▶ ABOUT THIS EXERCISE:
In the copy, keep every word of the data below and none of its pictures.

Entries taken from a collection

- Opening Delimiter -

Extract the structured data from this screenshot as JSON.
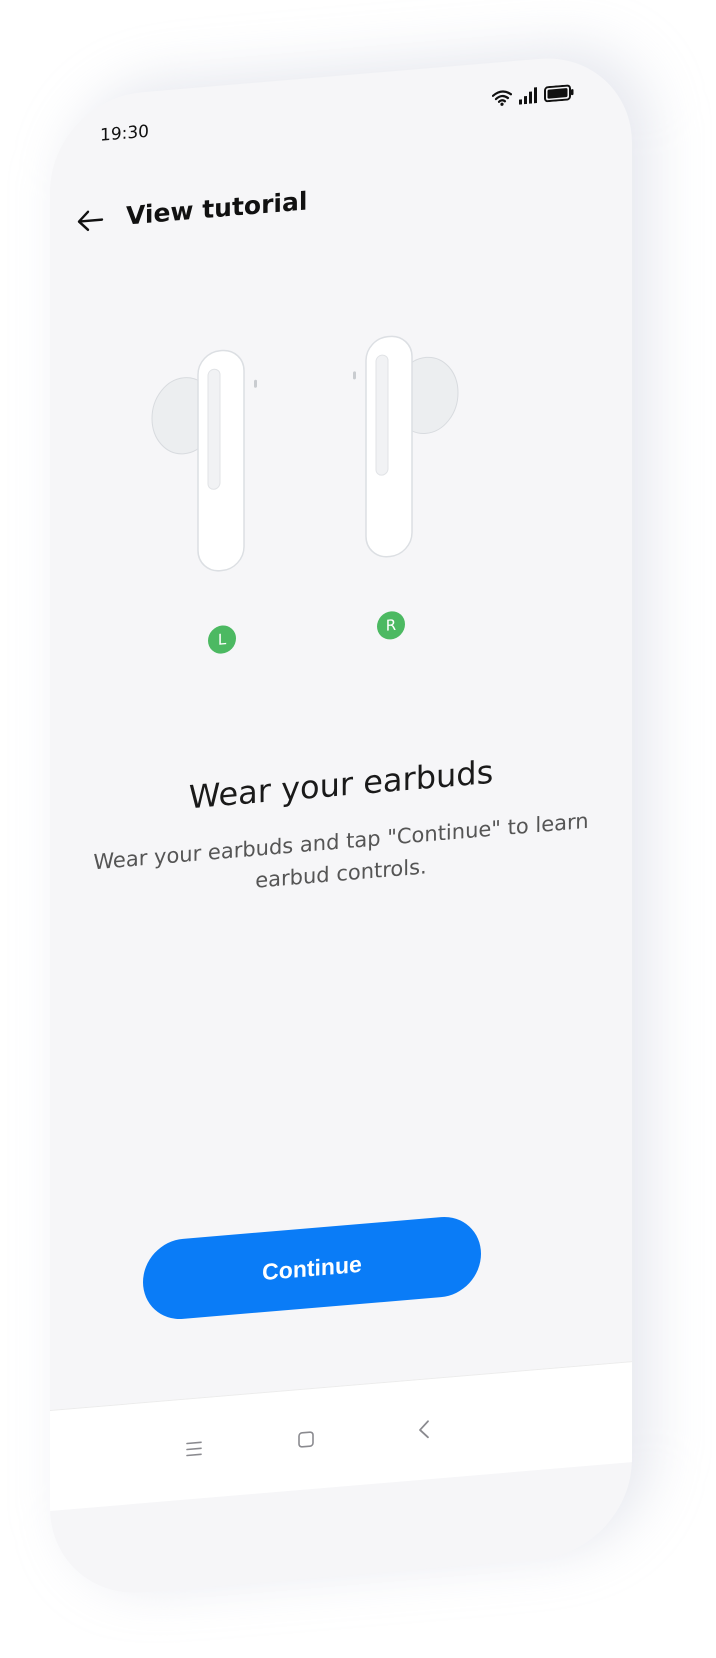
{
  "status_bar": {
    "time": "19:30",
    "icons": [
      "wifi-icon",
      "signal-icon",
      "battery-icon"
    ]
  },
  "header": {
    "back_icon": "back-arrow-icon",
    "title": "View tutorial"
  },
  "earbuds": {
    "left_label": "L",
    "right_label": "R"
  },
  "content": {
    "title": "Wear your earbuds",
    "description": "Wear your earbuds and tap \"Continue\" to learn earbud controls."
  },
  "actions": {
    "continue_label": "Continue"
  },
  "nav_bar": {
    "icons": [
      "menu-icon",
      "home-icon",
      "back-icon"
    ]
  },
  "colors": {
    "accent": "#0a7cf7",
    "badge": "#4cb962",
    "background": "#f6f6f8"
  }
}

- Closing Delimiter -

▶ RESPONSE FOR THIS EXERCISE:
Extract the structured data from this screenshot as JSON.
{
  "status_bar": {
    "time": "19:30",
    "icons": [
      "wifi-icon",
      "signal-icon",
      "battery-icon"
    ]
  },
  "header": {
    "back_icon": "back-arrow-icon",
    "title": "View tutorial"
  },
  "earbuds": {
    "left_label": "L",
    "right_label": "R"
  },
  "content": {
    "title": "Wear your earbuds",
    "description": "Wear your earbuds and tap \"Continue\" to learn earbud controls."
  },
  "actions": {
    "continue_label": "Continue"
  },
  "nav_bar": {
    "icons": [
      "menu-icon",
      "home-icon",
      "back-icon"
    ]
  },
  "colors": {
    "accent": "#0a7cf7",
    "badge": "#4cb962",
    "background": "#f6f6f8"
  }
}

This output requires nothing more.